Del is a good kid who's been caught in horrible circumstances. At seventeen, he's trying to put his life together after an incident in his past that made him a social outcast-and a felon. As a result, he can't get into college; the only job he can find is digging graves; and when he finally meets a girl he might fall in love with, there's a sea of complications that threatens to bring the world crashing down around him again. But what has Del done? In flashbacks to Del's fourteenth year, we slowly learn the truth. Del is guilty in the eyes of the law-- but readers will have to decide for themselves if he's truly lost his innocence.
From Missy's Reads & Reviews
Going Underground is a story that deals with something that I do not have much knowledge on - which is sending nude pics via your cell phone. I have never done anything of the sort and can honestly say that I don’t know anyone that has done it either, unless you count the celebrities that have been outed on gossip websites for doing that very thing. So, I went into this story a little blind.
Having said that, I can say that this admission in no way affected my ability to settle into this story and empathize with its characters. Del, though now a convicted felon because of his participation in what I’ve described above, is a character that is impossible not to like and one that you want to read more about. He is very personable and, even with a lack of experience like my own, it was easy to fall into his story and share every emotion with him. At times, his fate does almost seem a little hopeless, but you can’t help but to continue cheering him on through the entire story.
The story itself alternated between the present and three years before, around the time “the incident” happened. Even with the skipping around, the story flowed well and there was never any moments of confusion to contend with. Though this is about a topical issue, the story is never just black and white - Susan Vaught seems to instead give us many grey areas that, in my opinion, is much more fascinating than just making everything very plain and simple. This is an incredible read that puts light on a lesser known and more personal side of an issue that is not only dealt with legally, but politically as well.
A Must Read!
Oh my. Ohmyohmyohmy. This was a great book! I knew this would be good because of the content, but I had no idea how great it was going to be. I have to go ahead and put out there that the style of the writing in Susan Vaught's book Going Underground reminds me a lot of Chris Crutcher. (He is an awesome YA writer, BTW.) The story does alternate between the present-- Del's senior year-- and the past. It's not a choppy flip flop either; it flows really nicely. The only thing that would make it better is if there was some type of text feature clue to the present-past change. Maybe some italics or something. I could see how that might be confusing to a younger reader that isn't used to this type of writing.
I don't give out too many 5 star reviews because I don't think there are that many "you have to read this" kind of books out there. Don't get me wrong, there are PLENTY of great books, but not so many that earn a permanent place on my personal bookshelf. This book is getting a permanent home. In fact, I just pre-ordered two copies from Amazon. Two! When my son gets a little older I am going to make him read this book.

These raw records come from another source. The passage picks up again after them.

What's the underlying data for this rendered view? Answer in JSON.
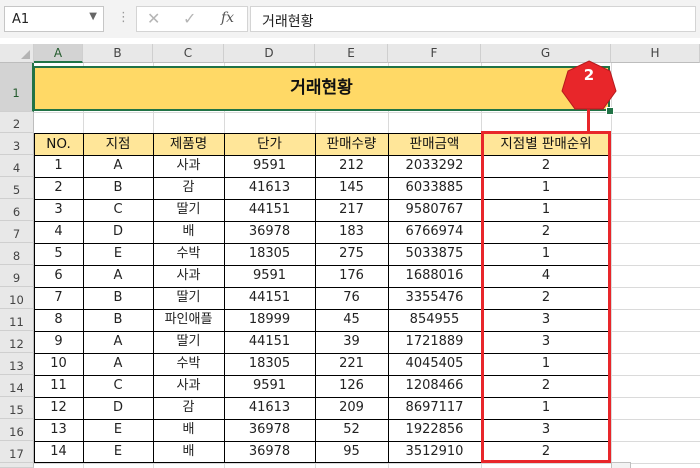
{
  "formula_bar": {
    "cell_ref": "A1",
    "dropdown_icon": "chevron-down-icon",
    "cancel_icon": "✕",
    "confirm_icon": "✓",
    "function_icon": "fx",
    "formula_value": "거래현황"
  },
  "columns": [
    "A",
    "B",
    "C",
    "D",
    "E",
    "F",
    "G",
    "H"
  ],
  "rows": [
    "1",
    "2",
    "3",
    "4",
    "5",
    "6",
    "7",
    "8",
    "9",
    "10",
    "11",
    "12",
    "13",
    "14",
    "15",
    "16",
    "17"
  ],
  "sheet": {
    "title": "거래현황",
    "table": {
      "headers": [
        "NO.",
        "지점",
        "제품명",
        "단가",
        "판매수량",
        "판매금액",
        "지점별 판매순위"
      ],
      "rows": [
        [
          "1",
          "A",
          "사과",
          "9591",
          "212",
          "2033292",
          "2"
        ],
        [
          "2",
          "B",
          "감",
          "41613",
          "145",
          "6033885",
          "1"
        ],
        [
          "3",
          "C",
          "딸기",
          "44151",
          "217",
          "9580767",
          "1"
        ],
        [
          "4",
          "D",
          "배",
          "36978",
          "183",
          "6766974",
          "2"
        ],
        [
          "5",
          "E",
          "수박",
          "18305",
          "275",
          "5033875",
          "1"
        ],
        [
          "6",
          "A",
          "사과",
          "9591",
          "176",
          "1688016",
          "4"
        ],
        [
          "7",
          "B",
          "딸기",
          "44151",
          "76",
          "3355476",
          "2"
        ],
        [
          "8",
          "B",
          "파인애플",
          "18999",
          "45",
          "854955",
          "3"
        ],
        [
          "9",
          "A",
          "딸기",
          "44151",
          "39",
          "1721889",
          "3"
        ],
        [
          "10",
          "A",
          "수박",
          "18305",
          "221",
          "4045405",
          "1"
        ],
        [
          "11",
          "C",
          "사과",
          "9591",
          "126",
          "1208466",
          "2"
        ],
        [
          "12",
          "D",
          "감",
          "41613",
          "209",
          "8697117",
          "1"
        ],
        [
          "13",
          "E",
          "배",
          "36978",
          "52",
          "1922856",
          "3"
        ],
        [
          "14",
          "E",
          "배",
          "36978",
          "95",
          "3512910",
          "2"
        ]
      ]
    }
  },
  "annotation": {
    "step_number": "2",
    "color": "#e8262a"
  },
  "colors": {
    "title_fill": "#ffd966",
    "header_fill": "#ffe699",
    "selection": "#217346"
  }
}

You get a pretty good idea of what the book is about from the back cover. What you don't get, however, is how amazing the writing is. This book covers a very serious (and real) problem with our youth. I know as a middle school teacher, I am constantly having to talk to kids about appropriate use of cell phones and the internet. I can't even tell you how many phones I have confiscated in the last 7 years that have had inappropriate pictures on them. Too many, that's for sure. Obviously, when I saw this book I wanted to read it. I thought it would open up a whole new door for teachable moments. Maybe, just maybe, it could teach my students a lesson about life. Oh my goodness. Wait! Isn't that what great YA literature does? I think so.
As deep and heavy as some of the content is, there is a nice bit of comic relief from Fred-- a talking bid. Don't think this bird is a random placement either. It's perfect! She (yes, the bird is a she) is the perfect tension breaker; otherwise, this book might be too serious and untouchable. Having that crazy bird makes the story so much more accessible. Then there is Del. Poor, pitiful, conflicted Del. I loved him. You get a great insight into what it would be like to be a victim of the legal system. I feel so sorry for this kid! You know there are real perverts out there that take pictures of kids and do horrible things with them, but then there are also kids that do stupid things. Unfortunately, Del gets treated as one of the perverts. He spends the remaining four years of his high school life dealing with his actions.
I'm not going to tell much more about this complicated story, because I don't want to give away too much of the beauty. This books deals with the controversial topic of sexting in such a real way that it is going to be one of those teen "must reads." I know I'm going to recommend it to my teacher friends that have teenage kids. There isn't any graphic details or things like that, but this is a story about a kid who gets punished for being sexually curious. You can make your call.
This is a great novel that I would probably place next to Laurie Halse Anderson's Twisted and Chris Crutcher's Inexcusable. Fantastic! (I really hope someone else reads this one soon so we can discuss all the awesome details in it! I am dying to talk about this book.)